[Component data from apps and pages]

○ ○ ○

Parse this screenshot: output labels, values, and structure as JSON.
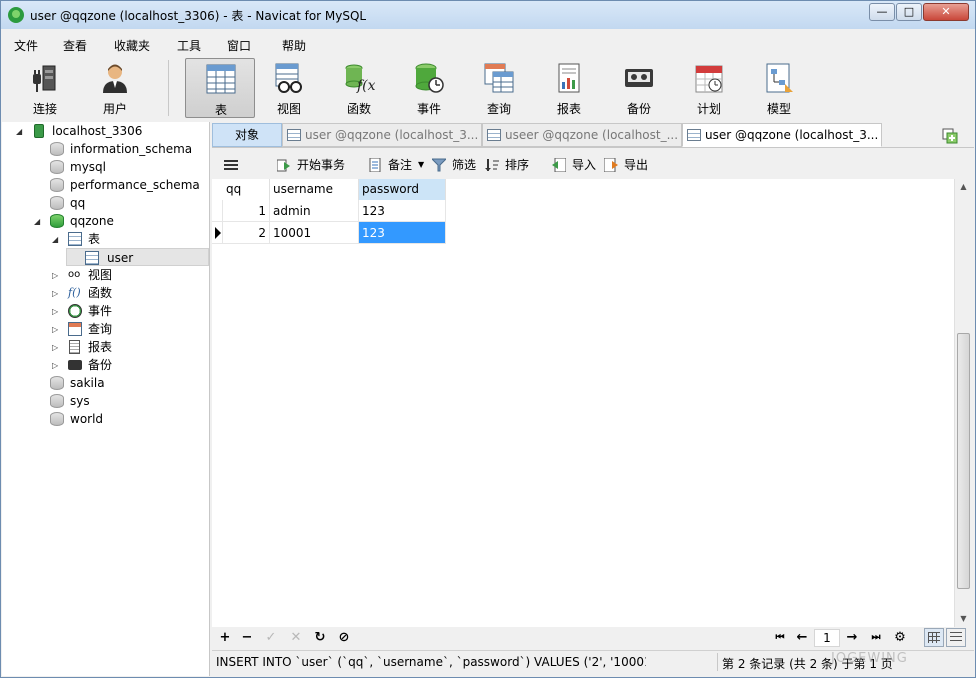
{
  "window": {
    "title": "user @qqzone (localhost_3306) - 表 - Navicat for MySQL",
    "min": "—",
    "max": "□",
    "close": "✕"
  },
  "menu": [
    "文件",
    "查看",
    "收藏夹",
    "工具",
    "窗口",
    "帮助"
  ],
  "toolbar": [
    {
      "label": "连接",
      "icon": "connection-icon"
    },
    {
      "label": "用户",
      "icon": "user-icon"
    },
    {
      "label": "表",
      "icon": "table-icon"
    },
    {
      "label": "视图",
      "icon": "view-icon"
    },
    {
      "label": "函数",
      "icon": "function-icon"
    },
    {
      "label": "事件",
      "icon": "event-icon"
    },
    {
      "label": "查询",
      "icon": "query-icon"
    },
    {
      "label": "报表",
      "icon": "report-icon"
    },
    {
      "label": "备份",
      "icon": "backup-icon"
    },
    {
      "label": "计划",
      "icon": "schedule-icon"
    },
    {
      "label": "模型",
      "icon": "model-icon"
    }
  ],
  "tree": {
    "server": "localhost_3306",
    "databases_top": [
      "information_schema",
      "mysql",
      "performance_schema",
      "qq"
    ],
    "open_db": "qqzone",
    "tables_folder": "表",
    "selected_table": "user",
    "subfolders": [
      "视图",
      "函数",
      "事件",
      "查询",
      "报表",
      "备份"
    ],
    "databases_bottom": [
      "sakila",
      "sys",
      "world"
    ],
    "expand": "◢",
    "collapse": "▷"
  },
  "tabs": {
    "objects": "对象",
    "items": [
      "user @qqzone (localhost_3...",
      "useer @qqzone (localhost_...",
      "user @qqzone (localhost_3..."
    ]
  },
  "subtoolbar": {
    "begin_tx": "开始事务",
    "memo": "备注",
    "filter": "筛选",
    "sort": "排序",
    "import": "导入",
    "export": "导出"
  },
  "grid": {
    "columns": [
      "qq",
      "username",
      "password"
    ],
    "rows": [
      [
        "1",
        "admin",
        "123"
      ],
      [
        "2",
        "10001",
        "123"
      ]
    ]
  },
  "bottom": {
    "add": "+",
    "delete": "−",
    "apply": "✓",
    "discard": "✕",
    "refresh": "↻",
    "stop": "⊘",
    "page": "1",
    "first": "⏮",
    "prev": "←",
    "next": "→",
    "last": "⏭",
    "settings": "⚙"
  },
  "status": {
    "sql": "INSERT INTO `user` (`qq`, `username`, `password`) VALUES ('2', '10001', '1",
    "records": "第 2 条记录 (共 2 条) 于第 1 页"
  },
  "watermark": "JOGEWING",
  "colors": {
    "selection": "#3399ff",
    "tab_objects": "#cfe3f7",
    "header_selected": "#cce4f7"
  }
}
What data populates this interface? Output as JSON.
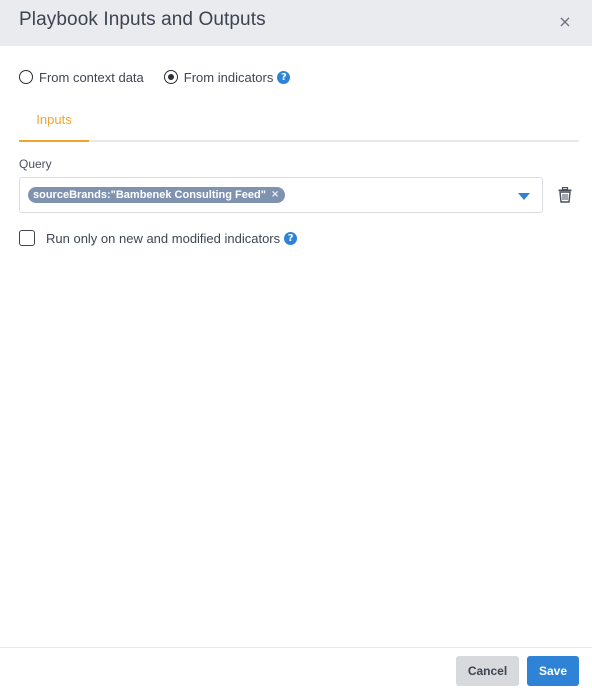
{
  "dialog": {
    "title": "Playbook Inputs and Outputs",
    "close_icon": "×"
  },
  "source": {
    "options": [
      {
        "label": "From context data",
        "selected": false
      },
      {
        "label": "From indicators",
        "selected": true
      }
    ],
    "help_icon": "?"
  },
  "tabs": [
    {
      "label": "Inputs",
      "active": true
    }
  ],
  "query": {
    "label": "Query",
    "chip_text": "sourceBrands:\"Bambenek Consulting Feed\"",
    "chip_remove_icon": "×"
  },
  "run_only": {
    "label": "Run only on new and modified indicators",
    "checked": false,
    "help_icon": "?"
  },
  "footer": {
    "cancel_label": "Cancel",
    "save_label": "Save"
  },
  "colors": {
    "accent": "#f0a62a",
    "primary": "#2e83d6",
    "header_bg": "#e9ebef",
    "chip_bg": "#7f93b1"
  }
}
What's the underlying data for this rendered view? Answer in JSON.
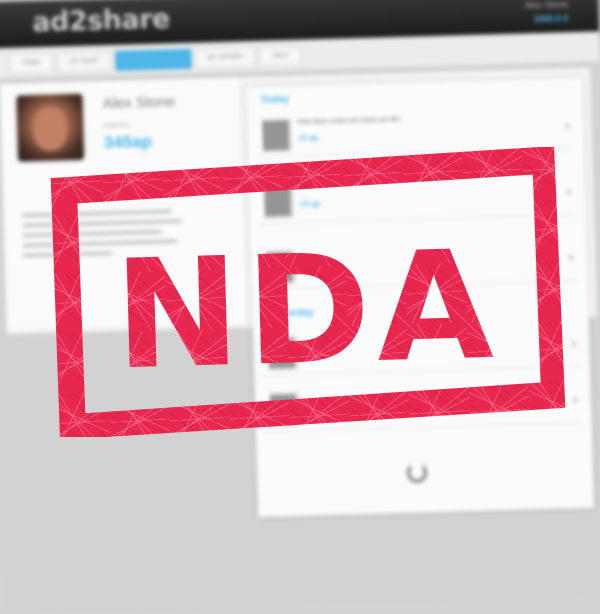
{
  "app": {
    "logo": "ad2share",
    "user_name": "Alex Stone",
    "user_balance": "1000.0 €",
    "nav_tabs": [
      "HOME",
      "MY SHOP",
      "",
      "MY OFFERS",
      "HELP"
    ]
  },
  "profile": {
    "name": "Alex Stone",
    "points_label": "POINTS",
    "points_value": "345ap"
  },
  "feed": {
    "section_today": "Today",
    "section_yesterday": "Yesterday",
    "items": [
      {
        "title": "Peter Black invited and shares ad offer",
        "points": "+5 ap"
      },
      {
        "title": "",
        "points": "+3 ap"
      },
      {
        "title": "",
        "points": ""
      },
      {
        "title": "",
        "points": ""
      },
      {
        "title": "",
        "points": ""
      }
    ]
  },
  "stamp": {
    "text": "NDA",
    "color": "#e8274f"
  }
}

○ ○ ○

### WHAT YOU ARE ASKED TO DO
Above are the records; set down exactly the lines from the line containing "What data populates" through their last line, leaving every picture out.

### EXERCISE RESPONSE
What data populates this interface? Output as JSON.
{
  "dialog": {
    "title": "Playbook Inputs and Outputs",
    "close_icon": "×"
  },
  "source": {
    "options": [
      {
        "label": "From context data",
        "selected": false
      },
      {
        "label": "From indicators",
        "selected": true
      }
    ],
    "help_icon": "?"
  },
  "tabs": [
    {
      "label": "Inputs",
      "active": true
    }
  ],
  "query": {
    "label": "Query",
    "chip_text": "sourceBrands:\"Bambenek Consulting Feed\"",
    "chip_remove_icon": "×"
  },
  "run_only": {
    "label": "Run only on new and modified indicators",
    "checked": false,
    "help_icon": "?"
  },
  "footer": {
    "cancel_label": "Cancel",
    "save_label": "Save"
  },
  "colors": {
    "accent": "#f0a62a",
    "primary": "#2e83d6",
    "header_bg": "#e9ebef",
    "chip_bg": "#7f93b1"
  }
}
What's the underlying data for this rendered view? Answer in JSON.
{
  "app": {
    "logo": "ad2share",
    "user_name": "Alex Stone",
    "user_balance": "1000.0 €",
    "nav_tabs": [
      "HOME",
      "MY SHOP",
      "",
      "MY OFFERS",
      "HELP"
    ]
  },
  "profile": {
    "name": "Alex Stone",
    "points_label": "POINTS",
    "points_value": "345ap"
  },
  "feed": {
    "section_today": "Today",
    "section_yesterday": "Yesterday",
    "items": [
      {
        "title": "Peter Black invited and shares ad offer",
        "points": "+5 ap"
      },
      {
        "title": "",
        "points": "+3 ap"
      },
      {
        "title": "",
        "points": ""
      },
      {
        "title": "",
        "points": ""
      },
      {
        "title": "",
        "points": ""
      }
    ]
  },
  "stamp": {
    "text": "NDA",
    "color": "#e8274f"
  }
}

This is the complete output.